● **WORK INSTRUCTIONS**:
Your answer must be the full set of records, repeated exactly.

[Dataset rows for apps and sites]
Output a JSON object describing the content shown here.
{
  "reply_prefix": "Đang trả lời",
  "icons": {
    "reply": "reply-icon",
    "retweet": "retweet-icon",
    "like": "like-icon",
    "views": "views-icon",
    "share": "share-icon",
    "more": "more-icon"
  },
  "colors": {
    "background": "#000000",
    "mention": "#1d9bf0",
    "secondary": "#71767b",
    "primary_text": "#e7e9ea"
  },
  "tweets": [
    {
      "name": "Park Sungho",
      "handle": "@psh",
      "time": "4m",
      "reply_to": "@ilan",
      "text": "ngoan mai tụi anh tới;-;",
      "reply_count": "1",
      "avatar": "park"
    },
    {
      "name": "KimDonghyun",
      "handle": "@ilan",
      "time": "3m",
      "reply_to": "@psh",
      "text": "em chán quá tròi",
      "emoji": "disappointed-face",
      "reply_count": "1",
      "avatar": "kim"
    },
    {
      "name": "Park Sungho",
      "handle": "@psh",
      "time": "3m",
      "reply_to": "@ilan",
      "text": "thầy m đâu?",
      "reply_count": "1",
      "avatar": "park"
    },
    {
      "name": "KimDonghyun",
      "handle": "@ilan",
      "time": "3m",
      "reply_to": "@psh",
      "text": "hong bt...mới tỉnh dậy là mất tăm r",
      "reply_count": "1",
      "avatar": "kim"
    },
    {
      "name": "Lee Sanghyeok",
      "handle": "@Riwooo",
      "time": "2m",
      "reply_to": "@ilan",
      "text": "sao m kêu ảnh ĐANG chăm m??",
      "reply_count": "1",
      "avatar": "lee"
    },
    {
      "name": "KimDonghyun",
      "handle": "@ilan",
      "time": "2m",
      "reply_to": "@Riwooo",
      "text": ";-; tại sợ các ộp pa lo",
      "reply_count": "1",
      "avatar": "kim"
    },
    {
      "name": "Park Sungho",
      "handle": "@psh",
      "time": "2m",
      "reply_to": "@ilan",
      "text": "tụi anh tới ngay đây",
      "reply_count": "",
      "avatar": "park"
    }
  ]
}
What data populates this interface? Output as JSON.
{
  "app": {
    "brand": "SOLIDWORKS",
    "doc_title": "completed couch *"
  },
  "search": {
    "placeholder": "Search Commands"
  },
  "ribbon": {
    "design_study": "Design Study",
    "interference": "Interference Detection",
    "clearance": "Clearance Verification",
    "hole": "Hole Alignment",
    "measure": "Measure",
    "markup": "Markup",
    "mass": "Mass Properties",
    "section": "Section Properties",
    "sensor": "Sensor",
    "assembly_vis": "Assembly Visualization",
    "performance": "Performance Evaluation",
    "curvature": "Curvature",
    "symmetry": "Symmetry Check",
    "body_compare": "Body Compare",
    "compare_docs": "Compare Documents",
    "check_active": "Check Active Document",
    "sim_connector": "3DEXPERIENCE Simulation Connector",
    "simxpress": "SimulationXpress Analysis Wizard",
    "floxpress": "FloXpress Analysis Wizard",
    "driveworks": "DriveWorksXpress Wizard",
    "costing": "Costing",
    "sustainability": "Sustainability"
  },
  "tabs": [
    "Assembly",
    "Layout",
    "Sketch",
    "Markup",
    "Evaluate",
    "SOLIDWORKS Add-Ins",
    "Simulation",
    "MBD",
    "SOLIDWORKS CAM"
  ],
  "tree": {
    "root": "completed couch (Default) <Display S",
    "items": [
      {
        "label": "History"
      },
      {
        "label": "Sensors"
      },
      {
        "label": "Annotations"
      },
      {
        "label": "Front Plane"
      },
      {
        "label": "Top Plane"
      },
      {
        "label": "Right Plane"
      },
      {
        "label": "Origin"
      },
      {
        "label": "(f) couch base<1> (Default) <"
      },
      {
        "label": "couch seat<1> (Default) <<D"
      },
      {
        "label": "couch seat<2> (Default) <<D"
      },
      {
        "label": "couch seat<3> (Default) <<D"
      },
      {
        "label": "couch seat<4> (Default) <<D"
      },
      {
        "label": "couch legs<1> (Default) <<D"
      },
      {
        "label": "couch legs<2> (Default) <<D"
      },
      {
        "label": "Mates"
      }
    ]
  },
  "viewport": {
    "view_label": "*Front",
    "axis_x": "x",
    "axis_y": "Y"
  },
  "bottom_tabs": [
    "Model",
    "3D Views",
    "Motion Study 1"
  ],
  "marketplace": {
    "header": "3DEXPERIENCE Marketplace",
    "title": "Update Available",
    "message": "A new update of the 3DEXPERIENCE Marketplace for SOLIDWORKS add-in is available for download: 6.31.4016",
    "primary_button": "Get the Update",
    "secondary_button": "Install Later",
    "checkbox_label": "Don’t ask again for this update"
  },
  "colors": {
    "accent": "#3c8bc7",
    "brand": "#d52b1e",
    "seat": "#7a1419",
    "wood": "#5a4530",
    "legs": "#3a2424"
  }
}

● **TASK ANSWER**:
Output a JSON object describing the content shown here.
{
  "reply_prefix": "Đang trả lời",
  "icons": {
    "reply": "reply-icon",
    "retweet": "retweet-icon",
    "like": "like-icon",
    "views": "views-icon",
    "share": "share-icon",
    "more": "more-icon"
  },
  "colors": {
    "background": "#000000",
    "mention": "#1d9bf0",
    "secondary": "#71767b",
    "primary_text": "#e7e9ea"
  },
  "tweets": [
    {
      "name": "Park Sungho",
      "handle": "@psh",
      "time": "4m",
      "reply_to": "@ilan",
      "text": "ngoan mai tụi anh tới;-;",
      "reply_count": "1",
      "avatar": "park"
    },
    {
      "name": "KimDonghyun",
      "handle": "@ilan",
      "time": "3m",
      "reply_to": "@psh",
      "text": "em chán quá tròi",
      "emoji": "disappointed-face",
      "reply_count": "1",
      "avatar": "kim"
    },
    {
      "name": "Park Sungho",
      "handle": "@psh",
      "time": "3m",
      "reply_to": "@ilan",
      "text": "thầy m đâu?",
      "reply_count": "1",
      "avatar": "park"
    },
    {
      "name": "KimDonghyun",
      "handle": "@ilan",
      "time": "3m",
      "reply_to": "@psh",
      "text": "hong bt...mới tỉnh dậy là mất tăm r",
      "reply_count": "1",
      "avatar": "kim"
    },
    {
      "name": "Lee Sanghyeok",
      "handle": "@Riwooo",
      "time": "2m",
      "reply_to": "@ilan",
      "text": "sao m kêu ảnh ĐANG chăm m??",
      "reply_count": "1",
      "avatar": "lee"
    },
    {
      "name": "KimDonghyun",
      "handle": "@ilan",
      "time": "2m",
      "reply_to": "@Riwooo",
      "text": ";-; tại sợ các ộp pa lo",
      "reply_count": "1",
      "avatar": "kim"
    },
    {
      "name": "Park Sungho",
      "handle": "@psh",
      "time": "2m",
      "reply_to": "@ilan",
      "text": "tụi anh tới ngay đây",
      "reply_count": "",
      "avatar": "park"
    }
  ]
}
What data populates this interface? Output as JSON.
{
  "app": {
    "brand": "SOLIDWORKS",
    "doc_title": "completed couch *"
  },
  "search": {
    "placeholder": "Search Commands"
  },
  "ribbon": {
    "design_study": "Design Study",
    "interference": "Interference Detection",
    "clearance": "Clearance Verification",
    "hole": "Hole Alignment",
    "measure": "Measure",
    "markup": "Markup",
    "mass": "Mass Properties",
    "section": "Section Properties",
    "sensor": "Sensor",
    "assembly_vis": "Assembly Visualization",
    "performance": "Performance Evaluation",
    "curvature": "Curvature",
    "symmetry": "Symmetry Check",
    "body_compare": "Body Compare",
    "compare_docs": "Compare Documents",
    "check_active": "Check Active Document",
    "sim_connector": "3DEXPERIENCE Simulation Connector",
    "simxpress": "SimulationXpress Analysis Wizard",
    "floxpress": "FloXpress Analysis Wizard",
    "driveworks": "DriveWorksXpress Wizard",
    "costing": "Costing",
    "sustainability": "Sustainability"
  },
  "tabs": [
    "Assembly",
    "Layout",
    "Sketch",
    "Markup",
    "Evaluate",
    "SOLIDWORKS Add-Ins",
    "Simulation",
    "MBD",
    "SOLIDWORKS CAM"
  ],
  "tree": {
    "root": "completed couch (Default) <Display S",
    "items": [
      {
        "label": "History"
      },
      {
        "label": "Sensors"
      },
      {
        "label": "Annotations"
      },
      {
        "label": "Front Plane"
      },
      {
        "label": "Top Plane"
      },
      {
        "label": "Right Plane"
      },
      {
        "label": "Origin"
      },
      {
        "label": "(f) couch base<1> (Default) <"
      },
      {
        "label": "couch seat<1> (Default) <<D"
      },
      {
        "label": "couch seat<2> (Default) <<D"
      },
      {
        "label": "couch seat<3> (Default) <<D"
      },
      {
        "label": "couch seat<4> (Default) <<D"
      },
      {
        "label": "couch legs<1> (Default) <<D"
      },
      {
        "label": "couch legs<2> (Default) <<D"
      },
      {
        "label": "Mates"
      }
    ]
  },
  "viewport": {
    "view_label": "*Front",
    "axis_x": "x",
    "axis_y": "Y"
  },
  "bottom_tabs": [
    "Model",
    "3D Views",
    "Motion Study 1"
  ],
  "marketplace": {
    "header": "3DEXPERIENCE Marketplace",
    "title": "Update Available",
    "message": "A new update of the 3DEXPERIENCE Marketplace for SOLIDWORKS add-in is available for download: 6.31.4016",
    "primary_button": "Get the Update",
    "secondary_button": "Install Later",
    "checkbox_label": "Don’t ask again for this update"
  },
  "colors": {
    "accent": "#3c8bc7",
    "brand": "#d52b1e",
    "seat": "#7a1419",
    "wood": "#5a4530",
    "legs": "#3a2424"
  }
}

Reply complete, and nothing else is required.